• Categories

  • Syndicate

  • Archives

Which is Better, Cardio or Resistance Training?

Posted by bmagnus On February - 17 - 2010

One of the great exercise controversies of the last few decades is whether most people are better off doing cardio exercise or strength resistance training. One side states that cardio is the way forward, and that heart-pumping workouts such as biking, swimming, running, hiking, aerobic dance, and even walking are the best way to get and stay fit. The other side insists that you need good old fashioned resistance training, either with your own body weight or with equipment such as barbells to really call yourself fit.

The answer: You need both.

Cardio training has some great benefits without question. It strengthens our hearts and lungs so we can get up and do the many things we do each day. It improves our blood pressure. It can help us burn stored fat in our bodies, and thus help us lose weight. Weight-bearing cardio activities can help build stronger muscles and bones. Some cardio activities — such as biking or walking — can help us get around town in a manner that can be both efficient and fun. We can use cardio equipment such as treadmills and stationary bikes while we catch up on the evening news or our favorite TV shows, working out instead of becoming couch potatoes. Because many cardio activities require no specialized equipment, it’s easy for most people to get started.

By contrast, strength training will do a little bit for the heart, but more importantly it will strengthen the various skeletal muscles. It will increase the amount of muscle fiber and give you “shape.” Because muscle fiber is made of living cells, strength training will increase the metabolism. This means you will be burning more calories every minute of the day, whether you are awake or asleep, not just while you are working out.
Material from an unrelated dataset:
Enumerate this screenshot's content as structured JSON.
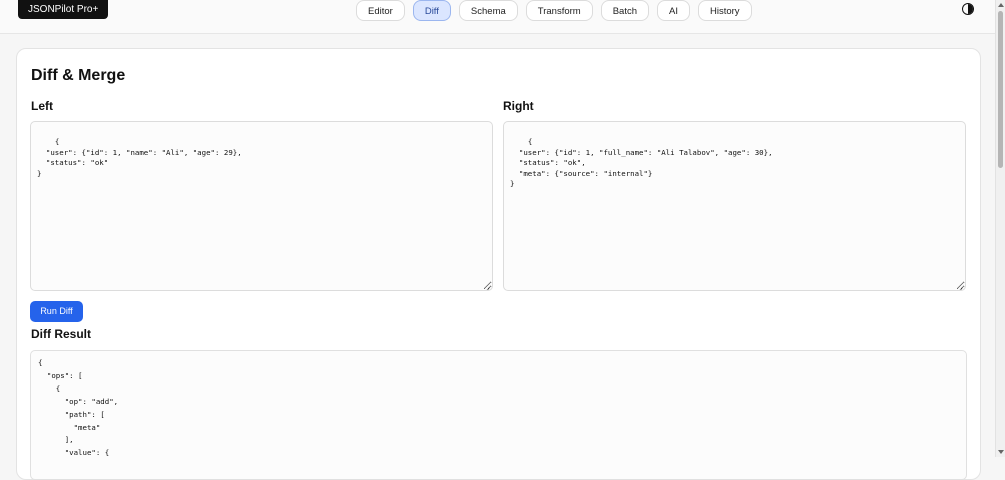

This is especially important for people over the age of 30, whose metabolisms may be slowing due to age and hormonal declines. Because you will have stronger back, shoulder, and hip muscles, your posture will be better.

Put the two together for the best possible results from exercise, including a great looking body, a positive impact on your cholesterol levels, better mood and sleep, more resilient bones and connective tissues, a lower resting heart rate, more endurance for any activities you participate in, lower risk for many serious and/or chronic diseases, and generally better health. And of course, for the best results, don’t forget a bit of flexibility training too.

Many people think they don’t have time for that, but that is simply not true! Let’s take the current recommendation: a minimum of 30 minutes of moderate activity on most days. in that amount of time, you can do a split routine of cardio three times a week, resistance 2 days a week, and one day dedicated to flexibility — and active recovery. If you prefer to do a routine that is largely the same each day, try a 5 minute warm up and stretch, 10 minutes of fairly vigorous cardio (your own definition of vigorous will be fine!), 10 minutes of strength training including at least one exercise for each major muscle group (legs, butt, abs, back, chest, shoulders, biceps, and triceps; here’s some examples of exercises that require no external weights), and a 5 minutes cool-down with stretch. There are of course many programmed workouts that you can do in a half hour and will keep you on track, such as 10 Minute Trainer.

Fitness takes a little more than a regular walk around the mall, but it doesn’t have to be complicated either.

Comments are closed.